COLUMBUS — In the opening drive of Ohio State’s 28-17 win over Penn State on Saturday, the Buckeyes ran the ball on 12 of 13 snaps, and all 91 yards on the drive came via the ground. The drive ended in a touchdown for the Buckeyes, giving them a 7-0 lead.
Seemingly everyone was expecting to see Ohio State come out throwing the ball as that’s what Penn State’s defensive weakness was supposed to lead to, but it was the Ohio State run game that carried them throughout the game.
And the tone was set very early.
Penn State came into the game on Saturday as the No. 4 rush defense in the country and tops in the Big Ten, allowing an average of just 75.9 yards rushing per game. Their 2.2 yards per carry allowed were the best in the nation.
The Buckeyes finished the game with 229 yards on the ground on Saturday in a season-high 61 attempts.
Penn State’s defense held Ohio State well below their season average in both yards and yards per carry, but that never deterred Buckeye head coach Ryan Day from leaning on the ground game.
In the first half alone, Ohio State had 32 rushing attempts for 147 yards for an average of 4.6 yard per rush in comparison to its 14 passing attempts for 108 yards.
For comparison, the Buckeyes came into the matchup as the No. 2 run defense in the conference and No. 5 in the country just behind Penn State in both categories. At the half, Penn State had 11 yards rushing on 10 attempts for an average of 1.1 yards per carry. They finished the game with 99 yards rushing on 37 attempts for 2.7 yards per carry.
The Buckeyes were dominant in their ability to stop the run, and they in turn moved the ball on the ground more than well enough, and it was junior running back JK Dobbins yet again leading the way for Ohio State.

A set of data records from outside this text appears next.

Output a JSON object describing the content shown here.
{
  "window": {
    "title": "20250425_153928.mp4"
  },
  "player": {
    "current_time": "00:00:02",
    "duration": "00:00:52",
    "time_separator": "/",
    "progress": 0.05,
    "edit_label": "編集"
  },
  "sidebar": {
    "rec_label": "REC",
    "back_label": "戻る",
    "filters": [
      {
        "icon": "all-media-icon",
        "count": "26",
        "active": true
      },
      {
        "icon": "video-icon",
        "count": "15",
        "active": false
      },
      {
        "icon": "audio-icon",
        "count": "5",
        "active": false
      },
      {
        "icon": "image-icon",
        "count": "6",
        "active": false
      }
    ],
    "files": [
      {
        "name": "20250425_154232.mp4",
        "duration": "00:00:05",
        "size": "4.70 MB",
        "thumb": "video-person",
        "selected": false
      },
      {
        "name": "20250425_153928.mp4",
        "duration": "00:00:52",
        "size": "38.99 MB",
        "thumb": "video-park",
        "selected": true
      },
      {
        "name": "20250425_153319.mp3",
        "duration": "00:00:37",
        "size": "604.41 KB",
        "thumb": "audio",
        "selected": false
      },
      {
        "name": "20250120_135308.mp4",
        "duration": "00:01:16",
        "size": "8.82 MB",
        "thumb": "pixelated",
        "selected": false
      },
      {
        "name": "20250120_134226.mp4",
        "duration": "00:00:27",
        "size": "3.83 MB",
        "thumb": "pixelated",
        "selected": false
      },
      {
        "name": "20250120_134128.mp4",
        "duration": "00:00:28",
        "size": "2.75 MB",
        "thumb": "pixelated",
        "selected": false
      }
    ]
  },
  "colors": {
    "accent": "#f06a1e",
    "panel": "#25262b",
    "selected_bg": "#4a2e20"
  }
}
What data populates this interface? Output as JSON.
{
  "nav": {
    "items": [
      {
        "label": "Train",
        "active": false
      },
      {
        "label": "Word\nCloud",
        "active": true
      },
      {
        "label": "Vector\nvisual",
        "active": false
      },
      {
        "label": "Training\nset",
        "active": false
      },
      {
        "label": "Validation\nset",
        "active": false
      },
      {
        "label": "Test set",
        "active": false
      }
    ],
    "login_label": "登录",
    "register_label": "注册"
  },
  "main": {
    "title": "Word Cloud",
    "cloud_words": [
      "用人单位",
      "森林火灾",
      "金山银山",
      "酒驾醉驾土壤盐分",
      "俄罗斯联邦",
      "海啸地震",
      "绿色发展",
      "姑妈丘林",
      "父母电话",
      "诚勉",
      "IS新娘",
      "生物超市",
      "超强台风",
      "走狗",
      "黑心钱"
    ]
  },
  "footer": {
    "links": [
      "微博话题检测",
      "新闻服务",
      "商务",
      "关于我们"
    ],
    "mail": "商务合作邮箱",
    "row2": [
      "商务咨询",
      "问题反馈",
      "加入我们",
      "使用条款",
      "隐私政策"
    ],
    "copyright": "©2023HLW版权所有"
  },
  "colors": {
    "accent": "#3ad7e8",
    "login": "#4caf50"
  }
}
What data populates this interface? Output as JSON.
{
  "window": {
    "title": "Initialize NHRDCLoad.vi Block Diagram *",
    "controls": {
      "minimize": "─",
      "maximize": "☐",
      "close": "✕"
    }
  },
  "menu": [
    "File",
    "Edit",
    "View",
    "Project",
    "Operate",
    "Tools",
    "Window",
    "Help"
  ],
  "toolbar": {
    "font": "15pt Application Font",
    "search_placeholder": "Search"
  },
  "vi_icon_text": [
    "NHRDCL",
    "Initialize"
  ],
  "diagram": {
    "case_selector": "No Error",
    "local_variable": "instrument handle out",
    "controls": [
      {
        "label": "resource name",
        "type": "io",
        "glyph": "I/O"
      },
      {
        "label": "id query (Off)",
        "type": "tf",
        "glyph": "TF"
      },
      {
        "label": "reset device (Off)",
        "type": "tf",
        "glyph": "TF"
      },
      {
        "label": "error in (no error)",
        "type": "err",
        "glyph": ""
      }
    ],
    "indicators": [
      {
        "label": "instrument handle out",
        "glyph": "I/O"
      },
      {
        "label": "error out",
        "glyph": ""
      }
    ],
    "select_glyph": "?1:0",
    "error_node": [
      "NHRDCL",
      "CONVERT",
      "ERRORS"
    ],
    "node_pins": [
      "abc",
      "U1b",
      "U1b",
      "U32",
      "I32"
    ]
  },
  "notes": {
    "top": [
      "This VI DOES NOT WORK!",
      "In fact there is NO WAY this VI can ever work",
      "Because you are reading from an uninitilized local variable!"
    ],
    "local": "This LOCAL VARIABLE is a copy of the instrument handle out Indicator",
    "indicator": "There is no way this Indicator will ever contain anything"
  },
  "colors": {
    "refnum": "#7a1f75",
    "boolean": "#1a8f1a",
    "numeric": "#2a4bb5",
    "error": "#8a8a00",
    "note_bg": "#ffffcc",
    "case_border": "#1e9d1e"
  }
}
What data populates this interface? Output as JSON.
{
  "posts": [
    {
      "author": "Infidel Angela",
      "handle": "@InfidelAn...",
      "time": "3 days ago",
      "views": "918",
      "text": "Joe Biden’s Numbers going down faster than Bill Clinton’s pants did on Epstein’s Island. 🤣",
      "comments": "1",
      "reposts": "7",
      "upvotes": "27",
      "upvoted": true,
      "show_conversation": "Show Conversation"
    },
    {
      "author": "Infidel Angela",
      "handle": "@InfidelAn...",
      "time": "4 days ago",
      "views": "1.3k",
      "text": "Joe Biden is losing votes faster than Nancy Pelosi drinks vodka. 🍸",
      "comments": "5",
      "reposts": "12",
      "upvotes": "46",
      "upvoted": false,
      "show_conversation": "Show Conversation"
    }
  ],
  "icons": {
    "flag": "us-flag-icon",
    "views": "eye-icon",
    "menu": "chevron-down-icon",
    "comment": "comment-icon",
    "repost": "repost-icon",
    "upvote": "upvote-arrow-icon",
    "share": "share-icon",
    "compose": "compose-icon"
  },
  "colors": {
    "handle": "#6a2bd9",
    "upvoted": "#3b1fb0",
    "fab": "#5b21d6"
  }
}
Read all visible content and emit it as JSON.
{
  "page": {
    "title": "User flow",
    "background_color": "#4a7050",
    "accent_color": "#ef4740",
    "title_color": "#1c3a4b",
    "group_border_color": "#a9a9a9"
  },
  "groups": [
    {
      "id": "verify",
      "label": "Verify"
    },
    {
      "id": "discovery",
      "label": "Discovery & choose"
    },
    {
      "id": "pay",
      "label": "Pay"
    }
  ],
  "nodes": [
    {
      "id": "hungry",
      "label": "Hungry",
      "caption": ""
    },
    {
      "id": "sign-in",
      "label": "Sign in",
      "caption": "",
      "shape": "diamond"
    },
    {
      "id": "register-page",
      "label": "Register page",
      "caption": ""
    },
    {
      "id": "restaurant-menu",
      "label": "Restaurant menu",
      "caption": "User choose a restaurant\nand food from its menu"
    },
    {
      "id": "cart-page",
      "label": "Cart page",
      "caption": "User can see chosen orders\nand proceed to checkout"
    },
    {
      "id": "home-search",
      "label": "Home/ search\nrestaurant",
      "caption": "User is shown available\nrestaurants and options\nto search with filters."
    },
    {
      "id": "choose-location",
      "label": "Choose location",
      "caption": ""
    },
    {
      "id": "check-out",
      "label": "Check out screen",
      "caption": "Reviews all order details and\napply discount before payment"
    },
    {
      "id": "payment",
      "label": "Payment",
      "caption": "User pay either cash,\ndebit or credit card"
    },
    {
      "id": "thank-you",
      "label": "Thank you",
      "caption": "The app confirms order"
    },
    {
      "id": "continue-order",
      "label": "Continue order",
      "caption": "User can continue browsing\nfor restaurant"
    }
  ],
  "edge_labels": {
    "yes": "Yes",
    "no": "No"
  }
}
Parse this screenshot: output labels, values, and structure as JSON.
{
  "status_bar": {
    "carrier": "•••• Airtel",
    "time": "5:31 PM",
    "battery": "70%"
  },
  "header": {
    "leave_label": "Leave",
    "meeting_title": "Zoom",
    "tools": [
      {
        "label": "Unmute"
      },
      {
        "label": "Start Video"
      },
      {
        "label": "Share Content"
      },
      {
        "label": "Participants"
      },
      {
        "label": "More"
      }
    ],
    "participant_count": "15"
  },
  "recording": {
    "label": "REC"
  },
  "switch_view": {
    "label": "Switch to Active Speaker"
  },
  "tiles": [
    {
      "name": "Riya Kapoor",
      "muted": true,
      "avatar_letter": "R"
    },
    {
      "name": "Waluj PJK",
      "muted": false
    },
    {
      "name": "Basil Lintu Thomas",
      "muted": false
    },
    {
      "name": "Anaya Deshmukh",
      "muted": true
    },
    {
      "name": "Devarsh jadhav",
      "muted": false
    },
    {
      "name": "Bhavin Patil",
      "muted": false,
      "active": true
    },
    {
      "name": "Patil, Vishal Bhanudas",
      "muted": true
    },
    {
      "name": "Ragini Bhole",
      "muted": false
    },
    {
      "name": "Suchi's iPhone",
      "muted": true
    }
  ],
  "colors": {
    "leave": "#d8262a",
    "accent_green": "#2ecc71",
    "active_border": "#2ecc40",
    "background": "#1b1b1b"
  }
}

Dobbins finished the game with 157 yards and two touchdowns on a season-high 36 attempts.
With his performance on Saturday against Penn State, Dobbins also passed 1995 Heisman Trophy winner Eddie George for third place on Ohio State’s career rushing list with 3,902 career rushing yards, sitting just behind Ezekiel Elliott at 3,961.
“JK’s been a guy who has produced for us for three years so he’s been super consistent, and you know, I think he needed that,” sophomore center Josh Myers said of the workload on Saturday.
It was also clear that quarterback Justin Fields running the ball was a big part of Ohio State’s game plan to challenge Penn State’s run defense. Fields recorded a season-high 21 carries and finished with 68 yards. He actually rushed for 103 yards, but lost 28 yards due to sacks, and another five yards when he was tackled in the backfield on a run play late in the game.
“I thought that [Penn State] had a very good run defense,” Day said after the game. “And in order to get an extra number in there, you have to equate with the quarterback. And there was a good number of those that weren’t designed for him. The draw certainly was and there was a couple others.
“But for the most part you’re reading somebody. And their guy — typically the read was to pull the ball and that doesn’t necessarily always happen that way. But when you’re playing against really good defenses, that’s something you have to do. And I thought he made great decisions all day.”
Penn State head coach James Franklin credited Justin Fields’ ability to escape as a game changer.
“The biggest difference in the game was the quarterback’s legs in the running game,” Franklin said. “We were able to get them into third-and-long and he would take off and run. And in some fourth down situations as well.”
“He’s a dual-threat quarterback and I think we saw that all game,” defensive tackle PJ Mustipher echoed. “He was able to extend plays, get out of the pocket, and definitely get a lot of yards on his feet. We knew what type of quarterback he was coming in.”
Penn State understood what they were facing in Fields’ escapability, but that didn’t mean there was anything they could do about it.
“It’s definitely tough because we’ve got them where we want them on third-and-long and then he scrambles out of the pocket for 10, 12 yards or something like that. It’s tough,” Mustipher said. “You’ve got everybody on their heels, you’ve got the corners covering, and then they have to come up and make a play if he gets out of the pocket. So it’s definitely a challenge for all of us.”
Although sloppy at times because of three turnovers, it was the Ohio State run game that kept the Buckeyes ahead.
Fields and Dobbins gave Ohio State the edge they needed to take advantage of the Nittany Lions’ top run defense, and Day decided to ride them all the way to a Big Ten East title on Saturday.